GOAL OF THE EXERCISE - A bare number is all that is needed: how many lines below contain the string "Programme"?

Recorded data:
#####

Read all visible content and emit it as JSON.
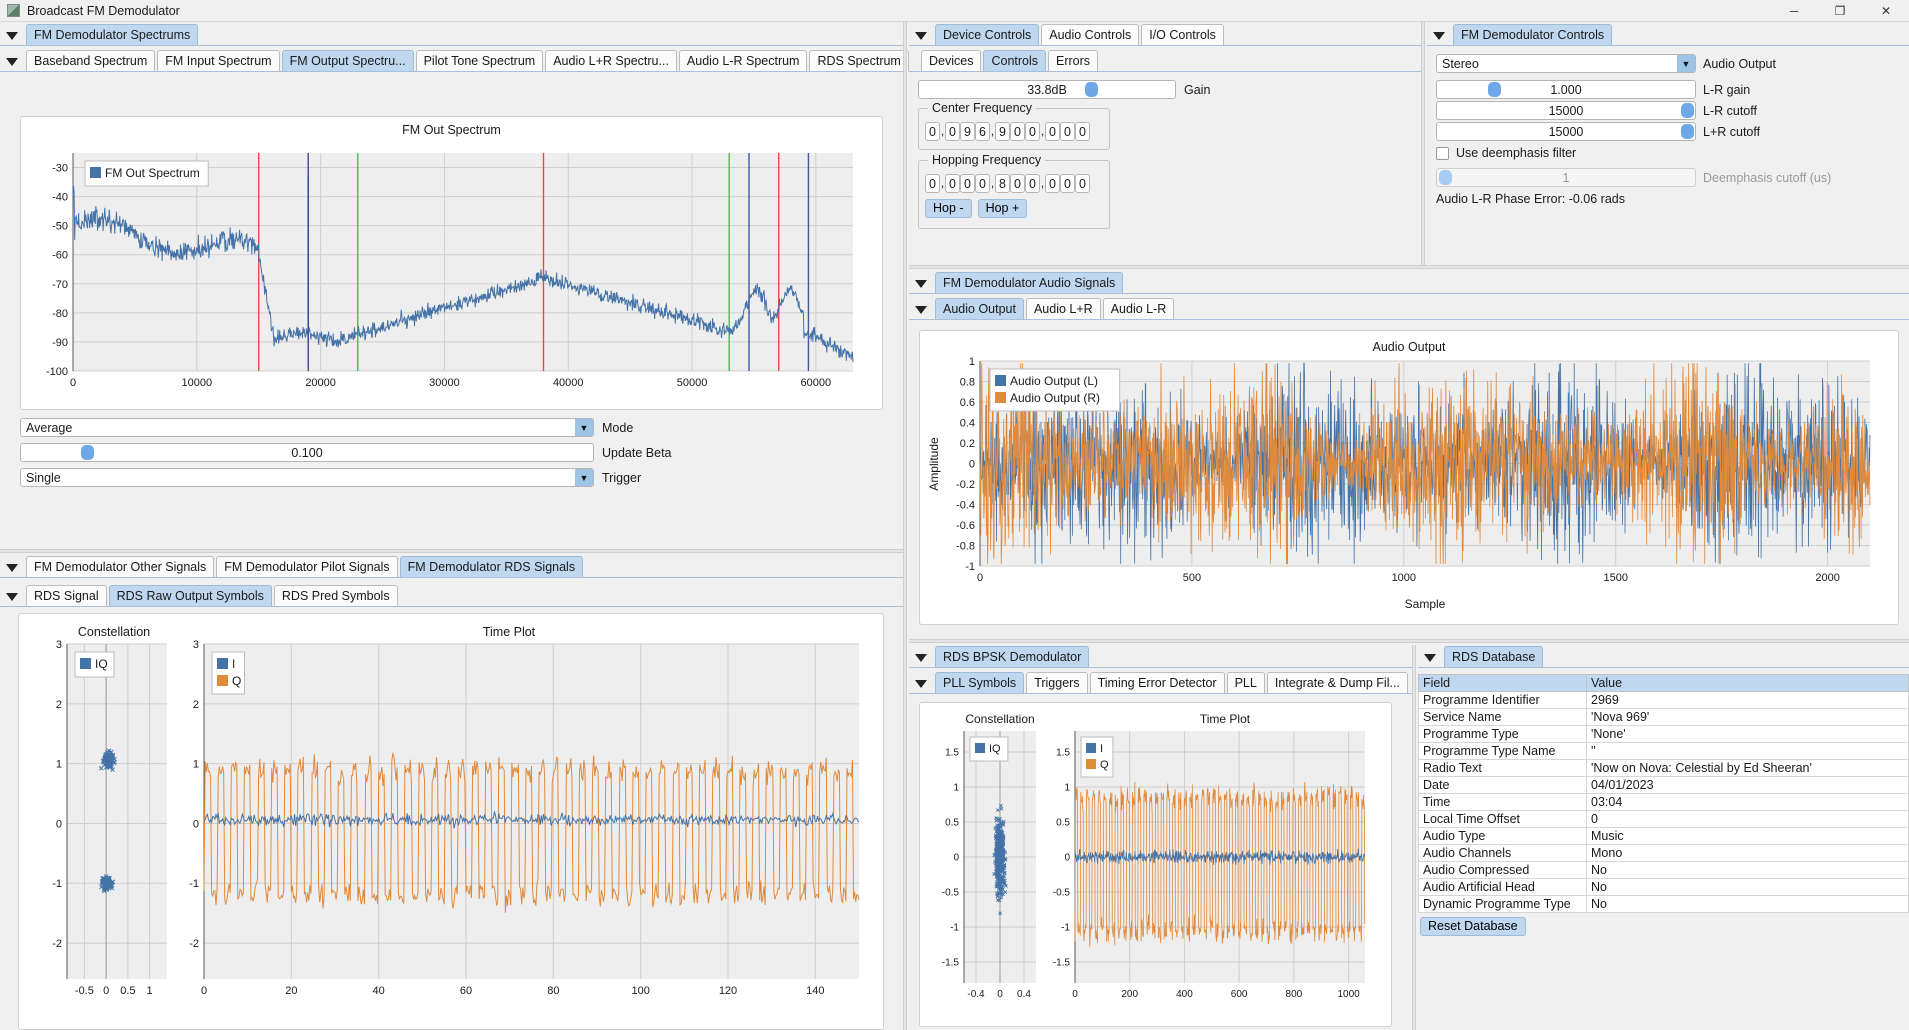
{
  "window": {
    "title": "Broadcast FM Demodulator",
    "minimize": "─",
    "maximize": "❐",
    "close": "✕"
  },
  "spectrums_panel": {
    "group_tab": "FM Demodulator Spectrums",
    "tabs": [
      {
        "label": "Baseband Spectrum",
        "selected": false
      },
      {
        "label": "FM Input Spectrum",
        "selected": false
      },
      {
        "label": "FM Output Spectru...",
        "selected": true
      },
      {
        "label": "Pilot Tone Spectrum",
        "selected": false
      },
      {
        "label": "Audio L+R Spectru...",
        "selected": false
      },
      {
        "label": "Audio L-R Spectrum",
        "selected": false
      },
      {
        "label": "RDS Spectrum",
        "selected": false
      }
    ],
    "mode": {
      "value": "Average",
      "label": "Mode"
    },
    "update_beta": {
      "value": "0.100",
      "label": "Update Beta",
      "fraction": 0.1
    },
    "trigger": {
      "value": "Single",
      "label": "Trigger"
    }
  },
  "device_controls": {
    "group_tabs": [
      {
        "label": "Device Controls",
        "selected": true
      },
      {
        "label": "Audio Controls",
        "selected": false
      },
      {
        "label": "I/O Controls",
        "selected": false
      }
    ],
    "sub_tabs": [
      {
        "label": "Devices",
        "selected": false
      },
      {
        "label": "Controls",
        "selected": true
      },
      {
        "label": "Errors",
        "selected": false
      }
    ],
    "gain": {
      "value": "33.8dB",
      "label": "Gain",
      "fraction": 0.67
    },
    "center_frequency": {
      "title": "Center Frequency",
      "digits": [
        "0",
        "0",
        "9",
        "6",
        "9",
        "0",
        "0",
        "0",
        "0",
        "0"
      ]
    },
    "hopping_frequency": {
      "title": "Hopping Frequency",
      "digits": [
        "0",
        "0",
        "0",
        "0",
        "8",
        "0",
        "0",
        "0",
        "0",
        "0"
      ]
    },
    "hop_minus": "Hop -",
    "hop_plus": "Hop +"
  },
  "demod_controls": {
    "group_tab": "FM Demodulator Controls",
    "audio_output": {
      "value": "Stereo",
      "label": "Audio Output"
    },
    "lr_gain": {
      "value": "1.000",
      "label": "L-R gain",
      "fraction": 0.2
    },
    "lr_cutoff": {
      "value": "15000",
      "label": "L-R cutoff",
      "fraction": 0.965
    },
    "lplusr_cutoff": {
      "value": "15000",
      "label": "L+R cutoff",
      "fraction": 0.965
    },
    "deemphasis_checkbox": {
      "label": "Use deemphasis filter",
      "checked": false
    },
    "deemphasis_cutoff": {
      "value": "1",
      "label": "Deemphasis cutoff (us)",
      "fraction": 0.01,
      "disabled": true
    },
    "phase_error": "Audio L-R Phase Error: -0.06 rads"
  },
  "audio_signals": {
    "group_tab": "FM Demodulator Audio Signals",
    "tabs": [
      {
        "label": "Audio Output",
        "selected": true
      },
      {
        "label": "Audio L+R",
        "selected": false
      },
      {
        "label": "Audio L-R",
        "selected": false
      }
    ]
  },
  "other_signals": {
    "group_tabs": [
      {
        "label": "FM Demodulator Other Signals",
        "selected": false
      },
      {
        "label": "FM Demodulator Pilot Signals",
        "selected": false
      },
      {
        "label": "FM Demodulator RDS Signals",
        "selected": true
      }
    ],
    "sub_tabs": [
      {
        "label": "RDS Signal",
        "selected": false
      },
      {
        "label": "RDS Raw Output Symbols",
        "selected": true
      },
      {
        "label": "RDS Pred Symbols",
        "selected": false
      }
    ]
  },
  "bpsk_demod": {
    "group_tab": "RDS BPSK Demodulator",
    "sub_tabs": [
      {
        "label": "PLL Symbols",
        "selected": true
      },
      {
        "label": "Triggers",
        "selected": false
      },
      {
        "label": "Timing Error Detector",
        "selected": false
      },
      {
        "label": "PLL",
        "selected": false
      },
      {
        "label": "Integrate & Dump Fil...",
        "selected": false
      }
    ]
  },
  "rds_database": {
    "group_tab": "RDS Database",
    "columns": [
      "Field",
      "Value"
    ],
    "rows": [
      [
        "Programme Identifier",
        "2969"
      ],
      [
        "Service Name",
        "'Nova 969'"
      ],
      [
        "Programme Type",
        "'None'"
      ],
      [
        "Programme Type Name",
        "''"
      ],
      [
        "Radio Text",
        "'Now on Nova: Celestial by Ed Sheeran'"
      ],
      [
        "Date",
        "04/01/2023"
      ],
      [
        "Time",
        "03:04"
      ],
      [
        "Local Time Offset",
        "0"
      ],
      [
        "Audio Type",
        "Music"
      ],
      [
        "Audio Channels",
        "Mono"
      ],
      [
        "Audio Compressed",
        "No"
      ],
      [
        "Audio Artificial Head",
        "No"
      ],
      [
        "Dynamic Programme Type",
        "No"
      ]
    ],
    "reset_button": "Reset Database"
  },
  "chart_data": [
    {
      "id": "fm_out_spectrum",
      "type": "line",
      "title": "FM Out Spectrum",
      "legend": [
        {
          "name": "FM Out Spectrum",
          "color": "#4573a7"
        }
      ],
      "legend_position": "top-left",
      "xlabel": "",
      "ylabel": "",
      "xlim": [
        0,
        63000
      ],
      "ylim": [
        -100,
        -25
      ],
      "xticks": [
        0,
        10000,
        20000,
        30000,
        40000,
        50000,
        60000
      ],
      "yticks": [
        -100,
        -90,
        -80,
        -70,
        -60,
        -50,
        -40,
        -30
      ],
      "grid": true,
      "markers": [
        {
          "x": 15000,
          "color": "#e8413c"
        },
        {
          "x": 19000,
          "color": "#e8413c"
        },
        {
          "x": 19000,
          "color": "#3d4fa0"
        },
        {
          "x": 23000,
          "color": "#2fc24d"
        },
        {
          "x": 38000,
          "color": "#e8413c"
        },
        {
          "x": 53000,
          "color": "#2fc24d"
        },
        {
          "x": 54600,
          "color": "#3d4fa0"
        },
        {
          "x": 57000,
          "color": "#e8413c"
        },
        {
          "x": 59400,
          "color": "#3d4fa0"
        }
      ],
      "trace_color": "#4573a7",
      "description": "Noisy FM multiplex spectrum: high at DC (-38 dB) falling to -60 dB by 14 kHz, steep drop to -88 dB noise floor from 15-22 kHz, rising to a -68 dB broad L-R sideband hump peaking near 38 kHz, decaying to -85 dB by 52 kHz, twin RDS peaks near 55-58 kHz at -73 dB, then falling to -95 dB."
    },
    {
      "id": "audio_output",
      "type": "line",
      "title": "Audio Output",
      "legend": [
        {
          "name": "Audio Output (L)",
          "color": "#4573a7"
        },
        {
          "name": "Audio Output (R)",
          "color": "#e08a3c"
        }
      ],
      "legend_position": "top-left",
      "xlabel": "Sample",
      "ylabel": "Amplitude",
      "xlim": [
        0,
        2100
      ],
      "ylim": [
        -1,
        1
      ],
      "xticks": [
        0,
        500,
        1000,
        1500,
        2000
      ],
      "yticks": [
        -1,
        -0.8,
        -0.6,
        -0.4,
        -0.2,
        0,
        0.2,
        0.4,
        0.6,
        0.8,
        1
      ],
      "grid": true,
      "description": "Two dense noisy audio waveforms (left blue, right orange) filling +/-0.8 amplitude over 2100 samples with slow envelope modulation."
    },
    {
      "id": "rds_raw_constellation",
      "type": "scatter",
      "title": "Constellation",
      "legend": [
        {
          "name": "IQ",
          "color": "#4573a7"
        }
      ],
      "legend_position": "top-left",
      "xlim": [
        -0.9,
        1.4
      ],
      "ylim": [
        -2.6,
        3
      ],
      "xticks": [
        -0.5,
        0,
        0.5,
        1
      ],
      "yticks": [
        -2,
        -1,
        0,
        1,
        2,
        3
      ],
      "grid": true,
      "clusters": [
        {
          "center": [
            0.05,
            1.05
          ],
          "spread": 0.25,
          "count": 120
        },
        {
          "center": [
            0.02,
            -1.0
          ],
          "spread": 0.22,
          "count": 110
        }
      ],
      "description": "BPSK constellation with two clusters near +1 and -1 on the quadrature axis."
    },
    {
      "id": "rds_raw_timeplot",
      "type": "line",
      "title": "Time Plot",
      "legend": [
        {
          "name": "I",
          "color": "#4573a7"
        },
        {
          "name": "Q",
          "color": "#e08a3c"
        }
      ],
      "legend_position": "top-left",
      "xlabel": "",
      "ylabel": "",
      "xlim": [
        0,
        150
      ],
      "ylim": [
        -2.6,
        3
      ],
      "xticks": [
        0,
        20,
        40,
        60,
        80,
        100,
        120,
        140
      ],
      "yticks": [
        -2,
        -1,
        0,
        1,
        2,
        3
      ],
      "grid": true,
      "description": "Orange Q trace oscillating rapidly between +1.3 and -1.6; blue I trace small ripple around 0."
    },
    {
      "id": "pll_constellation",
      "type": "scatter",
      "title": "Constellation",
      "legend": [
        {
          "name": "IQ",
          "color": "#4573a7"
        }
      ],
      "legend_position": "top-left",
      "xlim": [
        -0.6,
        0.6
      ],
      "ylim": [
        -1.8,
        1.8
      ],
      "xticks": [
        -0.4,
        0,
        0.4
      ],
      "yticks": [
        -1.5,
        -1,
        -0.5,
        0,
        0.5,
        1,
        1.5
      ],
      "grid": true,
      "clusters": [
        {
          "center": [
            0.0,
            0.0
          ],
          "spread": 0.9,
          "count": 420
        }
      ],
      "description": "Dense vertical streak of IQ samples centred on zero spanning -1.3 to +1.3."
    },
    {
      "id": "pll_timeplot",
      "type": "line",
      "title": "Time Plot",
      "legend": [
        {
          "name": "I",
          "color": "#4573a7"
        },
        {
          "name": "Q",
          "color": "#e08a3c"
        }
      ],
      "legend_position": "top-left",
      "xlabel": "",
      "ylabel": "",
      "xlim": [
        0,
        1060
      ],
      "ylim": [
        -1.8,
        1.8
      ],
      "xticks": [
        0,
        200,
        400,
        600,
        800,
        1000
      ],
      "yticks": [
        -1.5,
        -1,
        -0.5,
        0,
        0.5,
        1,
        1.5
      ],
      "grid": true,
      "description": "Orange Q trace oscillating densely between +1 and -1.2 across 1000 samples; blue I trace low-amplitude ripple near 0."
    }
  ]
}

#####

ANSWER TO THE EXERCISE - 4